It was a misty morning for both the weather and my head. There had been too much Rakia and apparently a performance by well known Bulgarian rapper 100 Kila at the club the night before left little memory in the light.
My wonderful hosts in Stara Zagora wanted to make a day of it though so we piled into the car for a spot of driving. We had a few destinations in mind – most prominently for me was the House Monument of the Bulgarian Communist Party, simply known as the Buzludzha Monument. Set up on the mountain peak from which it garners its common name, the monument sits atop of the final battlegrounds of the Bulgarian rebels against the Ottoman Empire in the mid-19th century.
The present state of bizarre Buzludzha Monument leaves more to be desired. While open to the public and used for public parties until 1989, the Bulgarian government has left it without maintenance since the change of power. The abandoned monument in the middle of the countryside has become an attraction for adventurers like myself.

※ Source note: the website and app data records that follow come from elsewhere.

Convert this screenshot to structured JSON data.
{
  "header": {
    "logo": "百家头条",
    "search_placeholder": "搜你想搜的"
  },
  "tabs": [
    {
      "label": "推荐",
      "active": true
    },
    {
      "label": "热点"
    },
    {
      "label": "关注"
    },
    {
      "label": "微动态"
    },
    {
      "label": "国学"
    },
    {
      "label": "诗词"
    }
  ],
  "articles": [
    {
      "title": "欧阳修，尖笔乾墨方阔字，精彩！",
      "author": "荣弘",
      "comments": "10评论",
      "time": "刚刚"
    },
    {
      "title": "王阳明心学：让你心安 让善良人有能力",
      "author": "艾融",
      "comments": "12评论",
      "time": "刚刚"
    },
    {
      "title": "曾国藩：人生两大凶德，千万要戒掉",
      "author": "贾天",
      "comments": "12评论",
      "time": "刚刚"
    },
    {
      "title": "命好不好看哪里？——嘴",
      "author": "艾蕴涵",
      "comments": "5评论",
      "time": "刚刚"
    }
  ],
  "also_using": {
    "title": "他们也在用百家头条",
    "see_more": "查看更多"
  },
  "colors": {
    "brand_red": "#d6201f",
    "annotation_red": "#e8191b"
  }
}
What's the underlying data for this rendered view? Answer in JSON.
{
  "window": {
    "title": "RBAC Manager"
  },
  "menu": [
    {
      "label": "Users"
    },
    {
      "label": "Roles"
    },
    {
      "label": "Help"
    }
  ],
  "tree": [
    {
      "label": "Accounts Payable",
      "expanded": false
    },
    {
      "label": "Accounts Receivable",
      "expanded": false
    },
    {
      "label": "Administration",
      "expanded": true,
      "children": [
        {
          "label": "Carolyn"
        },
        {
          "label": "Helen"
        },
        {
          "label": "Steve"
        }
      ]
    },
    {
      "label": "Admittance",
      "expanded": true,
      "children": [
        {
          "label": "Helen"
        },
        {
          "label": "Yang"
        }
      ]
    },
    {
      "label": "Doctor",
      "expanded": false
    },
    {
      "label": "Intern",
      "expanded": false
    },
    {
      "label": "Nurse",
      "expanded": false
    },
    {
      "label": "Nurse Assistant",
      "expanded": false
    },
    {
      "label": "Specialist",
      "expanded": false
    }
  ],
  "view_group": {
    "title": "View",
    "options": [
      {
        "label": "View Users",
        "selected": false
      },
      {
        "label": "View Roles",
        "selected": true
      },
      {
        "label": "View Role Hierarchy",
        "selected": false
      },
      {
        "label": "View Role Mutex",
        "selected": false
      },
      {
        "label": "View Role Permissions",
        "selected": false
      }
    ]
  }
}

Our views of the monument and the surrounding countryside were marred by the rain and mist on our approach and throughout our visit – but it lent a more eerie feeling to the entire experience. The building is covered in graffiti, particularly by the bolted entrance. Walking around you can easily spot a high hole for the more fit to climb through. After gaining entrance you can ascend to the Solemn Hall, an auditorium with beautiful artwork left to deteriorate. Word to the wise though, the roof is clearly unstable with many pieces missing. Trespass at your own risk.
This abandoned piece of architecture is a throwback to different times. Bulgaria’s UFO (as many people call it) is one of many odd – but entirely captivating – artistic pieces developed under Communism dotting the Balkans. It’s a hundred percent worth a visit if you find yourself crossing Bulgaria in the near future.